## [INSTRUCTIONS FOR THE TASK]
Would you print the full listing word for word?

RECORDS FOR THIS TASK section start

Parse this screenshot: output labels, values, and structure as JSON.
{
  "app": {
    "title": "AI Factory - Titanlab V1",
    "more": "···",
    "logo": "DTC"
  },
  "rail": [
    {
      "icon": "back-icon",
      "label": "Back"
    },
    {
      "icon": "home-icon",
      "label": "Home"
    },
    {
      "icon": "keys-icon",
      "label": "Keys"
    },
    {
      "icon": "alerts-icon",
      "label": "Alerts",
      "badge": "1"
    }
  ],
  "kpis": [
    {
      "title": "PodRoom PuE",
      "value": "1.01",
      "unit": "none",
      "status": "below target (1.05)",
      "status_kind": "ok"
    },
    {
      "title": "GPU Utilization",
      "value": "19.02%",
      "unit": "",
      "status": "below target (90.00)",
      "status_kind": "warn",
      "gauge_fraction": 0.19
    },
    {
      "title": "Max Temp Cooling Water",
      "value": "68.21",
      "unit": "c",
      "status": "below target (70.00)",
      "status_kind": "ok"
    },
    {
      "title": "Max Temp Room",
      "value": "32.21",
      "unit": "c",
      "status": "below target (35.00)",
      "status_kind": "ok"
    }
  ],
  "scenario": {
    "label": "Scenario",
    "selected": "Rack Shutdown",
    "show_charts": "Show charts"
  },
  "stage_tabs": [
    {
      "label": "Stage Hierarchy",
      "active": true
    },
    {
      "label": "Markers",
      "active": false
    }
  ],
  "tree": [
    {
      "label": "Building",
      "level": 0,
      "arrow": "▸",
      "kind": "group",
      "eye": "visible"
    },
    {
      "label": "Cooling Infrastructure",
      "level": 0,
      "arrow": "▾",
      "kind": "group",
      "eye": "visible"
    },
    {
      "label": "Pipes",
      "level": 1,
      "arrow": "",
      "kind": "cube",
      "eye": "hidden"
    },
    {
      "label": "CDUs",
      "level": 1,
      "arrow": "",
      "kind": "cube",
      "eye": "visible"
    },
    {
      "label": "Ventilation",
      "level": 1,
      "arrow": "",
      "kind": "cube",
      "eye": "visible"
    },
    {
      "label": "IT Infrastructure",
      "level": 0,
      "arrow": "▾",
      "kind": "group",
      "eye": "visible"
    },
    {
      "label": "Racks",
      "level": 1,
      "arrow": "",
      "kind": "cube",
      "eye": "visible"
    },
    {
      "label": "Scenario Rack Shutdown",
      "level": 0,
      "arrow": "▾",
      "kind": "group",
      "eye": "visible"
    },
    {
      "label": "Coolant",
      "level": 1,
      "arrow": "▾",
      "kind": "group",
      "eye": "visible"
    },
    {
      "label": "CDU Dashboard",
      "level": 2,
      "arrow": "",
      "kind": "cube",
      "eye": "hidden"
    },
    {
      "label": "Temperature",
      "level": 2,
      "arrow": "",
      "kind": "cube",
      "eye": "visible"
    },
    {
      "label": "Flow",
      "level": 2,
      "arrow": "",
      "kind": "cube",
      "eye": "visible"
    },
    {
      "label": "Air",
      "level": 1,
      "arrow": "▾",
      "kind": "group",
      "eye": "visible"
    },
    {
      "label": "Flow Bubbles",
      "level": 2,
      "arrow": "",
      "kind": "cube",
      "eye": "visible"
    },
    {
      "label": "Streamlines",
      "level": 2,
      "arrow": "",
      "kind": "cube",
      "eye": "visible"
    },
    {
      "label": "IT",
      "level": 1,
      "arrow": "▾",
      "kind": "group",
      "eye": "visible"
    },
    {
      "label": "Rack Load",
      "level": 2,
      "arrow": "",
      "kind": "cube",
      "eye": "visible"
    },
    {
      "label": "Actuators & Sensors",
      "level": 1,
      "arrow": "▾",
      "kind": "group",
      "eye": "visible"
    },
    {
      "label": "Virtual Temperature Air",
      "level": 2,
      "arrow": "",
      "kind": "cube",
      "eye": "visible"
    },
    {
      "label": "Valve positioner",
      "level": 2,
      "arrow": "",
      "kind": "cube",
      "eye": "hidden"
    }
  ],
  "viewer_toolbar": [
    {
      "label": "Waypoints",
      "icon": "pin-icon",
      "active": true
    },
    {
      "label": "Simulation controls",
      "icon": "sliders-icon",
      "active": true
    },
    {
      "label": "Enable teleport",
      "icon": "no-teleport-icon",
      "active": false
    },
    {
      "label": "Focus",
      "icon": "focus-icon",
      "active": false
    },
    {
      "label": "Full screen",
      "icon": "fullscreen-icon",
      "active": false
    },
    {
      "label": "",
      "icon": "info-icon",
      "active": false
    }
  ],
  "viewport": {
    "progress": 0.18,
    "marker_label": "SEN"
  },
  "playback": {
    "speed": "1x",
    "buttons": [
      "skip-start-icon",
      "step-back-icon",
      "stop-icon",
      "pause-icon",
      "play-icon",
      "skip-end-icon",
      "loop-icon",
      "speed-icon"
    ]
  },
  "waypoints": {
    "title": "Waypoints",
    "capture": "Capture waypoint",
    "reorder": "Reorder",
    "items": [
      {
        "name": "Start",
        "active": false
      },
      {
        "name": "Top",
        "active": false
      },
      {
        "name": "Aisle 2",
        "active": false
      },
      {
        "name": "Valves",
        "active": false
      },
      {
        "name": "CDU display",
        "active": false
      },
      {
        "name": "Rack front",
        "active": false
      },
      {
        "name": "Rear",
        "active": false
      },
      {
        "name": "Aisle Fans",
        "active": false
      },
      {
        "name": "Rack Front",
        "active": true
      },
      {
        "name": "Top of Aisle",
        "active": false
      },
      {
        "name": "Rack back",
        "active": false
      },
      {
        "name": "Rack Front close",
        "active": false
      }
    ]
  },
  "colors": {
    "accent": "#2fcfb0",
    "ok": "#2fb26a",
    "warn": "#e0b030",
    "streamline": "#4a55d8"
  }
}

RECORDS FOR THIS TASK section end

## [ANSWER TO THIS PROBLEM]
Parse this screenshot: output labels, values, and structure as JSON.
{
  "app": {
    "title": "AI Factory - Titanlab V1",
    "more": "···",
    "logo": "DTC"
  },
  "rail": [
    {
      "icon": "back-icon",
      "label": "Back"
    },
    {
      "icon": "home-icon",
      "label": "Home"
    },
    {
      "icon": "keys-icon",
      "label": "Keys"
    },
    {
      "icon": "alerts-icon",
      "label": "Alerts",
      "badge": "1"
    }
  ],
  "kpis": [
    {
      "title": "PodRoom PuE",
      "value": "1.01",
      "unit": "none",
      "status": "below target (1.05)",
      "status_kind": "ok"
    },
    {
      "title": "GPU Utilization",
      "value": "19.02%",
      "unit": "",
      "status": "below target (90.00)",
      "status_kind": "warn",
      "gauge_fraction": 0.19
    },
    {
      "title": "Max Temp Cooling Water",
      "value": "68.21",
      "unit": "c",
      "status": "below target (70.00)",
      "status_kind": "ok"
    },
    {
      "title": "Max Temp Room",
      "value": "32.21",
      "unit": "c",
      "status": "below target (35.00)",
      "status_kind": "ok"
    }
  ],
  "scenario": {
    "label": "Scenario",
    "selected": "Rack Shutdown",
    "show_charts": "Show charts"
  },
  "stage_tabs": [
    {
      "label": "Stage Hierarchy",
      "active": true
    },
    {
      "label": "Markers",
      "active": false
    }
  ],
  "tree": [
    {
      "label": "Building",
      "level": 0,
      "arrow": "▸",
      "kind": "group",
      "eye": "visible"
    },
    {
      "label": "Cooling Infrastructure",
      "level": 0,
      "arrow": "▾",
      "kind": "group",
      "eye": "visible"
    },
    {
      "label": "Pipes",
      "level": 1,
      "arrow": "",
      "kind": "cube",
      "eye": "hidden"
    },
    {
      "label": "CDUs",
      "level": 1,
      "arrow": "",
      "kind": "cube",
      "eye": "visible"
    },
    {
      "label": "Ventilation",
      "level": 1,
      "arrow": "",
      "kind": "cube",
      "eye": "visible"
    },
    {
      "label": "IT Infrastructure",
      "level": 0,
      "arrow": "▾",
      "kind": "group",
      "eye": "visible"
    },
    {
      "label": "Racks",
      "level": 1,
      "arrow": "",
      "kind": "cube",
      "eye": "visible"
    },
    {
      "label": "Scenario Rack Shutdown",
      "level": 0,
      "arrow": "▾",
      "kind": "group",
      "eye": "visible"
    },
    {
      "label": "Coolant",
      "level": 1,
      "arrow": "▾",
      "kind": "group",
      "eye": "visible"
    },
    {
      "label": "CDU Dashboard",
      "level": 2,
      "arrow": "",
      "kind": "cube",
      "eye": "hidden"
    },
    {
      "label": "Temperature",
      "level": 2,
      "arrow": "",
      "kind": "cube",
      "eye": "visible"
    },
    {
      "label": "Flow",
      "level": 2,
      "arrow": "",
      "kind": "cube",
      "eye": "visible"
    },
    {
      "label": "Air",
      "level": 1,
      "arrow": "▾",
      "kind": "group",
      "eye": "visible"
    },
    {
      "label": "Flow Bubbles",
      "level": 2,
      "arrow": "",
      "kind": "cube",
      "eye": "visible"
    },
    {
      "label": "Streamlines",
      "level": 2,
      "arrow": "",
      "kind": "cube",
      "eye": "visible"
    },
    {
      "label": "IT",
      "level": 1,
      "arrow": "▾",
      "kind": "group",
      "eye": "visible"
    },
    {
      "label": "Rack Load",
      "level": 2,
      "arrow": "",
      "kind": "cube",
      "eye": "visible"
    },
    {
      "label": "Actuators & Sensors",
      "level": 1,
      "arrow": "▾",
      "kind": "group",
      "eye": "visible"
    },
    {
      "label": "Virtual Temperature Air",
      "level": 2,
      "arrow": "",
      "kind": "cube",
      "eye": "visible"
    },
    {
      "label": "Valve positioner",
      "level": 2,
      "arrow": "",
      "kind": "cube",
      "eye": "hidden"
    }
  ],
  "viewer_toolbar": [
    {
      "label": "Waypoints",
      "icon": "pin-icon",
      "active": true
    },
    {
      "label": "Simulation controls",
      "icon": "sliders-icon",
      "active": true
    },
    {
      "label": "Enable teleport",
      "icon": "no-teleport-icon",
      "active": false
    },
    {
      "label": "Focus",
      "icon": "focus-icon",
      "active": false
    },
    {
      "label": "Full screen",
      "icon": "fullscreen-icon",
      "active": false
    },
    {
      "label": "",
      "icon": "info-icon",
      "active": false
    }
  ],
  "viewport": {
    "progress": 0.18,
    "marker_label": "SEN"
  },
  "playback": {
    "speed": "1x",
    "buttons": [
      "skip-start-icon",
      "step-back-icon",
      "stop-icon",
      "pause-icon",
      "play-icon",
      "skip-end-icon",
      "loop-icon",
      "speed-icon"
    ]
  },
  "waypoints": {
    "title": "Waypoints",
    "capture": "Capture waypoint",
    "reorder": "Reorder",
    "items": [
      {
        "name": "Start",
        "active": false
      },
      {
        "name": "Top",
        "active": false
      },
      {
        "name": "Aisle 2",
        "active": false
      },
      {
        "name": "Valves",
        "active": false
      },
      {
        "name": "CDU display",
        "active": false
      },
      {
        "name": "Rack front",
        "active": false
      },
      {
        "name": "Rear",
        "active": false
      },
      {
        "name": "Aisle Fans",
        "active": false
      },
      {
        "name": "Rack Front",
        "active": true
      },
      {
        "name": "Top of Aisle",
        "active": false
      },
      {
        "name": "Rack back",
        "active": false
      },
      {
        "name": "Rack Front close",
        "active": false
      }
    ]
  },
  "colors": {
    "accent": "#2fcfb0",
    "ok": "#2fb26a",
    "warn": "#e0b030",
    "streamline": "#4a55d8"
  }
}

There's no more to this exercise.